### WHAT THIS TASK INVOLVES
Please return every line in the entries below with the word "utilizar" in it.

### RECORDS TO PROCESS
= Beginning of Section =

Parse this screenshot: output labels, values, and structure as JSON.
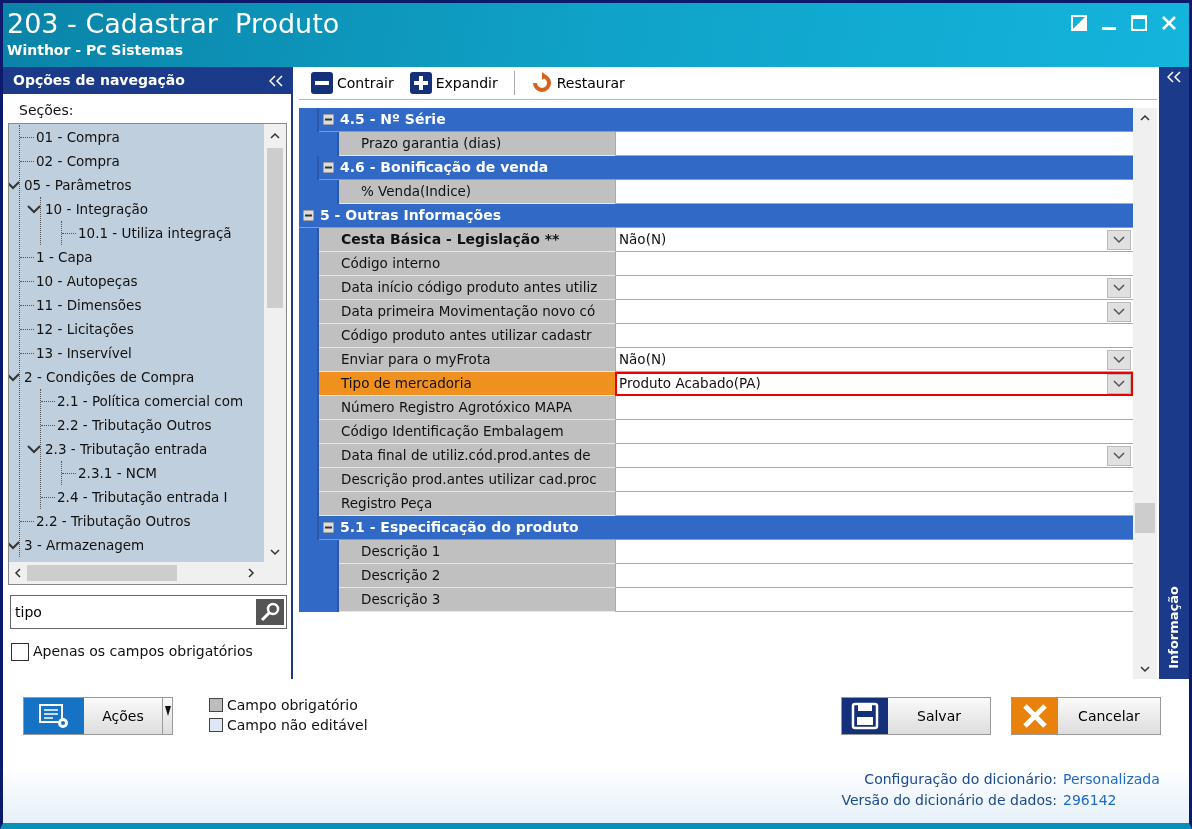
{
  "window": {
    "title": "203 - Cadastrar  Produto",
    "subtitle": "Winthor - PC Sistemas"
  },
  "nav": {
    "title": "Opções de navegação",
    "sections_label": "Seções:",
    "tree": [
      {
        "label": "01 - Compra"
      },
      {
        "label": "02 - Compra"
      },
      {
        "label": "05 - Parâmetros",
        "expanded": true,
        "children": [
          {
            "label": "10 - Integração",
            "expanded": true,
            "children": [
              {
                "label": "10.1 - Utiliza integraçã"
              }
            ]
          }
        ]
      },
      {
        "label": "1 - Capa"
      },
      {
        "label": "10 - Autopeças"
      },
      {
        "label": "11 - Dimensões"
      },
      {
        "label": "12 - Licitações"
      },
      {
        "label": "13 - Inservível"
      },
      {
        "label": "2 - Condições de Compra",
        "expanded": true,
        "children": [
          {
            "label": "2.1 - Política comercial com"
          },
          {
            "label": "2.2 - Tributação Outros"
          },
          {
            "label": "2.3 - Tributação entrada",
            "expanded": true,
            "children": [
              {
                "label": "2.3.1 - NCM"
              }
            ]
          },
          {
            "label": "2.4 - Tributação entrada I"
          }
        ]
      },
      {
        "label": "2.2 - Tributação Outros"
      },
      {
        "label": "3 - Armazenagem",
        "expanded": true
      }
    ],
    "search": {
      "value": "tipo"
    },
    "required_only": {
      "label": "Apenas os campos obrigatórios",
      "checked": false
    }
  },
  "toolbar": [
    {
      "kind": "contract",
      "label": "Contrair"
    },
    {
      "kind": "expand",
      "label": "Expandir"
    },
    {
      "kind": "restore",
      "label": "Restaurar"
    }
  ],
  "grid": {
    "groups": [
      {
        "children": [
          {
            "title": "4.5 - Nº Série",
            "fields": [
              {
                "label": "Prazo garantia (dias)",
                "dropdown": false,
                "required": false,
                "selected": false
              }
            ]
          },
          {
            "title": "4.6 - Bonificação de venda",
            "fields": [
              {
                "label": "% Venda(Indice)",
                "dropdown": false,
                "required": false,
                "selected": false
              }
            ]
          }
        ]
      },
      {
        "title": "5 - Outras Informações",
        "fields": [
          {
            "label": "Cesta Básica - Legislação **",
            "value": "Não(N)",
            "dropdown": true,
            "required": true,
            "selected": false
          },
          {
            "label": "Código interno",
            "dropdown": false,
            "required": false,
            "selected": false
          },
          {
            "label": "Data início código produto antes utiliz",
            "dropdown": true,
            "required": false,
            "selected": false
          },
          {
            "label": "Data primeira Movimentação novo có",
            "dropdown": true,
            "required": false,
            "selected": false
          },
          {
            "label": "Código produto antes utilizar cadastr",
            "dropdown": false,
            "required": false,
            "selected": false
          },
          {
            "label": "Enviar para o myFrota",
            "value": "Não(N)",
            "dropdown": true,
            "required": false,
            "selected": false
          },
          {
            "label": "Tipo de mercadoria",
            "value": "Produto Acabado(PA)",
            "dropdown": true,
            "required": false,
            "selected": true,
            "highlighted": true
          },
          {
            "label": "Número Registro Agrotóxico MAPA",
            "dropdown": false,
            "required": false,
            "selected": false
          },
          {
            "label": "Código Identificação Embalagem",
            "dropdown": false,
            "required": false,
            "selected": false
          },
          {
            "label": "Data final de utiliz.cód.prod.antes de",
            "dropdown": true,
            "required": false,
            "selected": false
          },
          {
            "label": "Descrição prod.antes utilizar cad.proc",
            "dropdown": false,
            "required": false,
            "selected": false
          },
          {
            "label": "Registro Peça",
            "dropdown": false,
            "required": false,
            "selected": false
          }
        ],
        "children": [
          {
            "title": "5.1 - Especificação do produto",
            "fields": [
              {
                "label": "Descrição 1",
                "dropdown": false,
                "required": false,
                "selected": false
              },
              {
                "label": "Descrição 2",
                "dropdown": false,
                "required": false,
                "selected": false
              },
              {
                "label": "Descrição 3",
                "dropdown": false,
                "required": false,
                "selected": false
              }
            ]
          }
        ]
      }
    ]
  },
  "info_panel": {
    "label": "Informação"
  },
  "actions_button": {
    "label": "Ações"
  },
  "legend": [
    {
      "kind": "required",
      "label": "Campo obrigatório"
    },
    {
      "kind": "readonly",
      "label": "Campo não editável"
    }
  ],
  "buttons": [
    {
      "kind": "save",
      "label": "Salvar"
    },
    {
      "kind": "cancel",
      "label": "Cancelar"
    }
  ],
  "footer": [
    {
      "label": "Configuração do dicionário:",
      "value": "Personalizada"
    },
    {
      "label": "Versão do dicionário de dados:",
      "value": "296142"
    }
  ]
}
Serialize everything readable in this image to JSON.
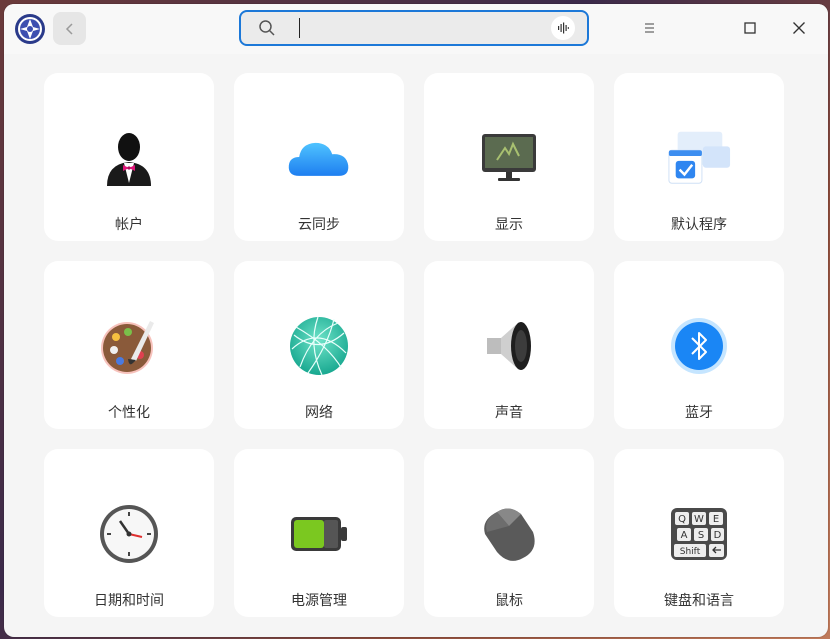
{
  "search": {
    "value": "",
    "placeholder": ""
  },
  "cards": [
    {
      "label": "帐户",
      "icon": "account-icon"
    },
    {
      "label": "云同步",
      "icon": "cloud-icon"
    },
    {
      "label": "显示",
      "icon": "display-icon"
    },
    {
      "label": "默认程序",
      "icon": "default-apps-icon"
    },
    {
      "label": "个性化",
      "icon": "palette-icon"
    },
    {
      "label": "网络",
      "icon": "network-globe-icon"
    },
    {
      "label": "声音",
      "icon": "speaker-icon"
    },
    {
      "label": "蓝牙",
      "icon": "bluetooth-icon"
    },
    {
      "label": "日期和时间",
      "icon": "clock-icon"
    },
    {
      "label": "电源管理",
      "icon": "battery-icon"
    },
    {
      "label": "鼠标",
      "icon": "mouse-icon"
    },
    {
      "label": "键盘和语言",
      "icon": "keyboard-icon"
    }
  ],
  "keyboard_keys": [
    "Q",
    "W",
    "E",
    "A",
    "S",
    "D",
    "Shift"
  ],
  "accent_color": "#1c78d8"
}
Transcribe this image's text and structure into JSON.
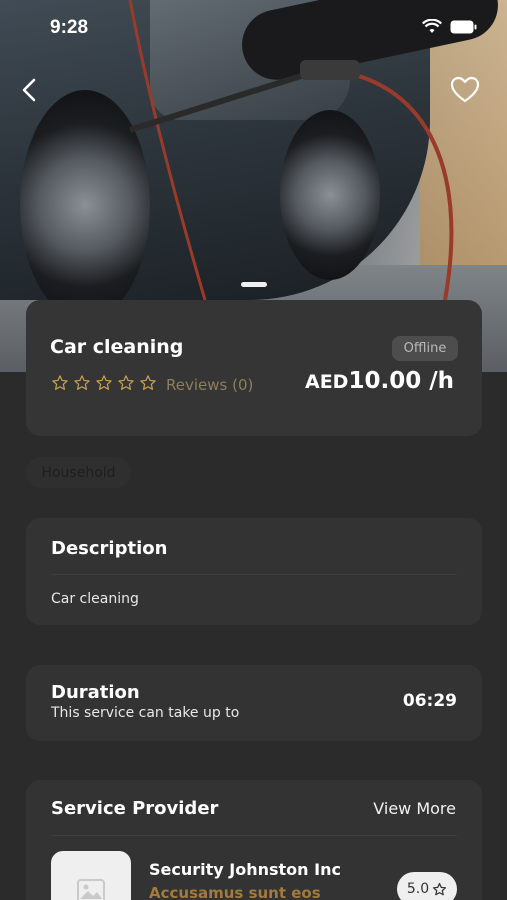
{
  "status_bar": {
    "time": "9:28"
  },
  "service": {
    "title": "Car cleaning",
    "status": "Offline",
    "rating_stars": 0,
    "reviews_label": "Reviews (0)",
    "price_currency": "AED",
    "price_amount": "10.00 /h",
    "category": "Household"
  },
  "description": {
    "title": "Description",
    "text": "Car cleaning"
  },
  "duration": {
    "title": "Duration",
    "subtitle": "This service can take up to",
    "value": "06:29"
  },
  "provider": {
    "section_title": "Service Provider",
    "view_more": "View More",
    "name": "Security Johnston Inc",
    "subtitle": "Accusamus sunt eos",
    "rating": "5.0"
  },
  "icons": {
    "back": "chevron-left-icon",
    "favorite": "heart-outline-icon",
    "star": "star-outline-icon",
    "avatar": "image-placeholder-icon"
  },
  "colors": {
    "background": "#2b2b2b",
    "card": "#333333",
    "accent_gold": "#a27a3c",
    "star": "#c8a154"
  }
}
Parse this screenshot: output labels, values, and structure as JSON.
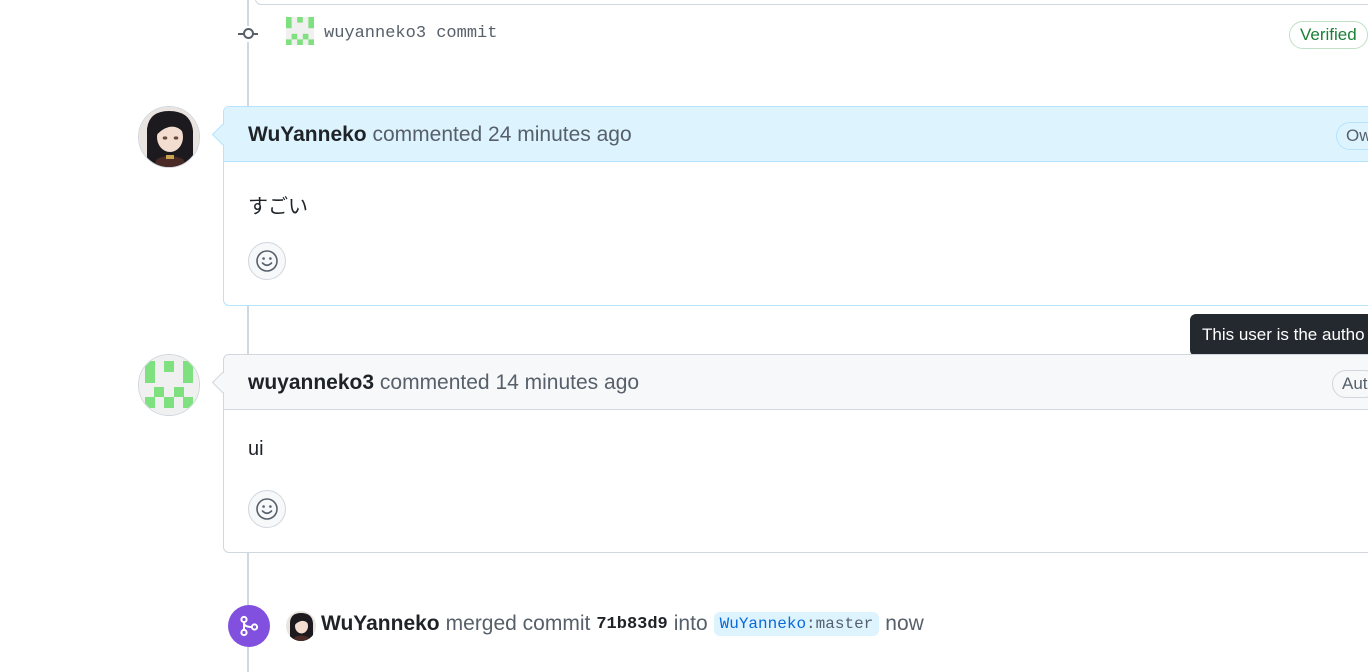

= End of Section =

### SOLUTION TO THIS TASK
            "label": "Código produto antes utilizar cadastr",
            "label": "Descrição prod.antes utilizar cad.proc",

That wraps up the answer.